Work item = Write out every line from the listing below where the string "Temp" is found.

Material to process =
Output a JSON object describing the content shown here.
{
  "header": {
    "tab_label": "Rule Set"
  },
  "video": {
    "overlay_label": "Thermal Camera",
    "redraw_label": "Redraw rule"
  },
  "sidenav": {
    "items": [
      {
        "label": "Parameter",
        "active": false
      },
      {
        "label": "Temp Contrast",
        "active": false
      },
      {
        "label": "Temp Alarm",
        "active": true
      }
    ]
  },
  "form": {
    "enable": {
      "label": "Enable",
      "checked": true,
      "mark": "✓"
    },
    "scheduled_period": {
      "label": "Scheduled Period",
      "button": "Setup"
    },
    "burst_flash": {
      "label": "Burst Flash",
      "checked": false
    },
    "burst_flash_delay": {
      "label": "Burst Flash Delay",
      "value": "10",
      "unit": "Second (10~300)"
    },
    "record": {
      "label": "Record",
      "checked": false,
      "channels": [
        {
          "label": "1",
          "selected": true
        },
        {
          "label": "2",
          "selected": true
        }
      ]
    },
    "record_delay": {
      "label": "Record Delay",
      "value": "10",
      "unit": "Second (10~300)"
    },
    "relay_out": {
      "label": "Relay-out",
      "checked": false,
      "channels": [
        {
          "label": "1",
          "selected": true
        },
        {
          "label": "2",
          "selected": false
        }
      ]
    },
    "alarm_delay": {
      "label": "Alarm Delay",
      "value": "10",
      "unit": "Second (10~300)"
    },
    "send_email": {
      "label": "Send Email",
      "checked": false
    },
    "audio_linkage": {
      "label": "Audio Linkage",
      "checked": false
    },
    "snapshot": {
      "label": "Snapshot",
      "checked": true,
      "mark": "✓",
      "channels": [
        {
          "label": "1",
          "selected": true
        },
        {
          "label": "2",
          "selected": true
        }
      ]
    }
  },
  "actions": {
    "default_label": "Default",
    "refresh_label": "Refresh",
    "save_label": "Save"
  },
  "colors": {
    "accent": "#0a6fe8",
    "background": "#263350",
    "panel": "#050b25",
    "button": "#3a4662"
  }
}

Answer box =
        "label": "Temp Contrast",
        "label": "Temp Alarm",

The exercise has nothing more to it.